Download 'Doing our Best (Report 2017) (PDF)' from Children's Parliament website page.​

Why was it done?​

Learner participation has many benefits for learners and schools in terms of improving relationships, improving learning and teaching and raising attainment. This programme​ encourages learners to participate more fully in their learning to improve outcomes.

Poor learner self-perception is a barrier to improvement. Educational Psychologist Bob Burden recognised: 'Ability alone is not enough: how we think about ourselves matters too.' The Doing our Best programme identifies strengths and areas for improvement and follows this up with whole class and small group work facilitated by the teacher and ​Children's Parliament facilitator to build confidence and capacity in relevant areas.

The Doing Our Best programme activities are also located in the bigger context of experiencing school as a healthy, happy and safe place to be. To achieve this understanding children first reflect on what they need, they explore the idea of human dignity, and learn about rights. The work provides evidence that we can improve how children and teachers talk; how children feel about and approach learning and that this can bring benefits to child and teacher and to the learning environment. Children's Parliament views adult/child relationships as central to a child's wellbeing and educational outcomes.

Finally, Doing Our Best identifies the need to impact on attainment in the long-term and in ways that are sustained for the learner and for teachers when it comes to their classroom practice.

What was the impact?​

The programme has had a positive impact on the learner (academic) self-perception of the children. Using a validated tool to measure this we learn that:

  • The impact has been statistically significant for all learners in terms of a sense of agency related to learning optimism.
  • Children who started with a lower than average score received most benefit from the intervention. For them, there was a statistically significant impact in terms of 2 areas: enjoyment and active involvement in problem solving and sense of agency related to learning optimism.

Reflecting on the programme, children report:

  • Doing Our Best supports them to think about learning and themselves as a learner.
  • They like the programme activities which are engaging and fun.
  • Activities help them consider approaches, attitudes and skills for learning.
  • They have learned about their rights and the core idea of human dignity. This helps them think about how they get on with others.

Classroom teachers report:

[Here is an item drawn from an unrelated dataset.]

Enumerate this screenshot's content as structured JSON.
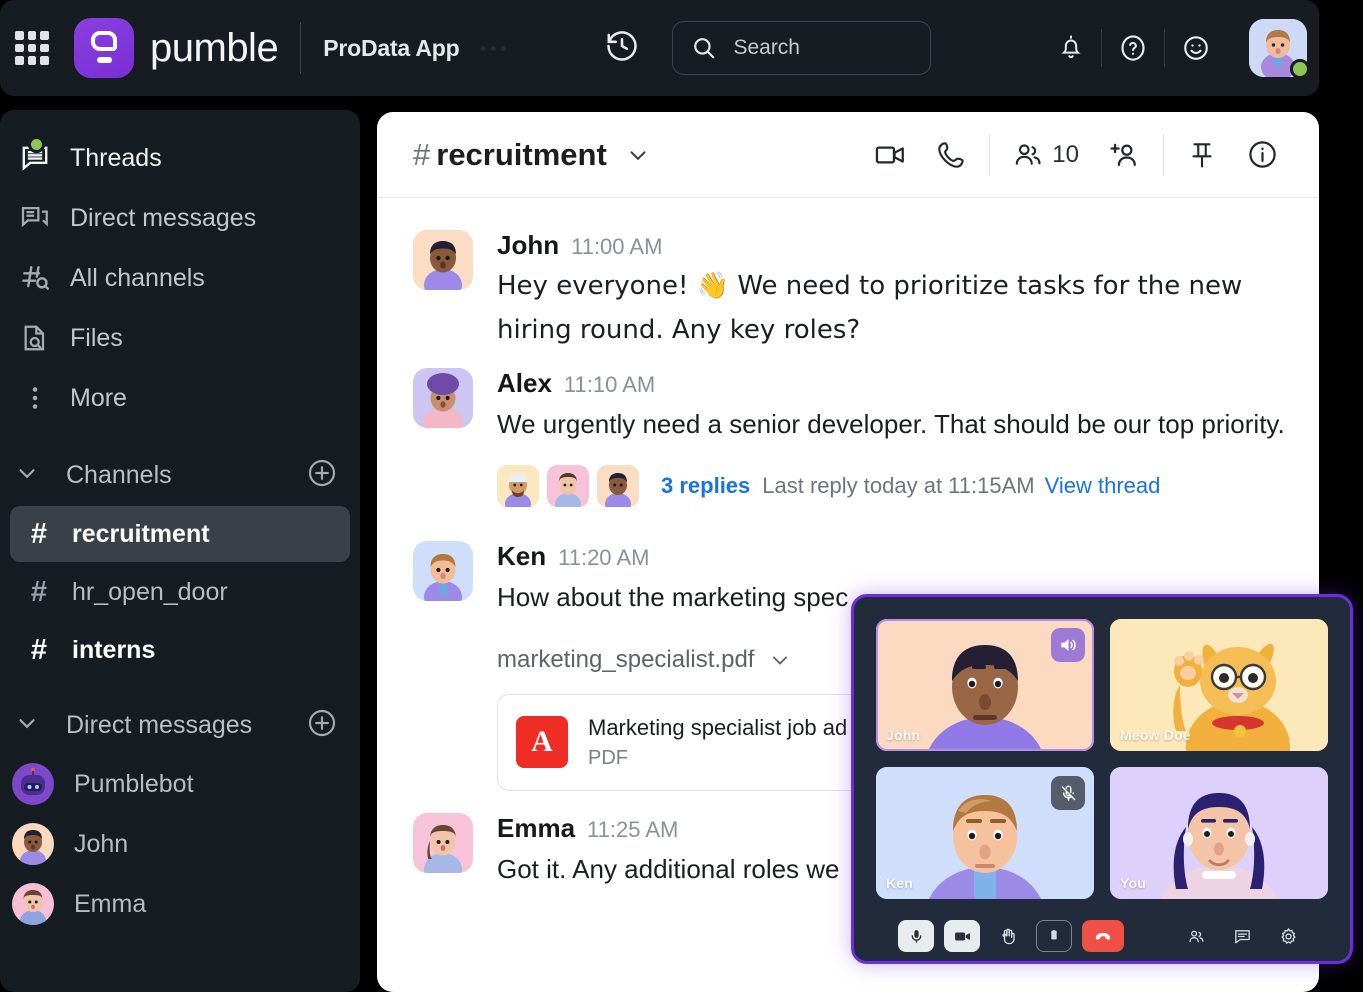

  • Initial preparation and discussion prepared the ground well and that the experience of the programme dispelled early worries about workload.
  • As co-facilitators, class teachers like having time with small groups of learners, observing that many children need and benefit from this focus.
  • Children are now seen more as individuals, each with potential and capacity to talk about and improve attitudes and skills for learning.
  • There has been positive impact on how children understand and talk about themselves as learners, with insight that can be used in the classroom day-to-day.
  • The programme enhances adult/child and peer relationships.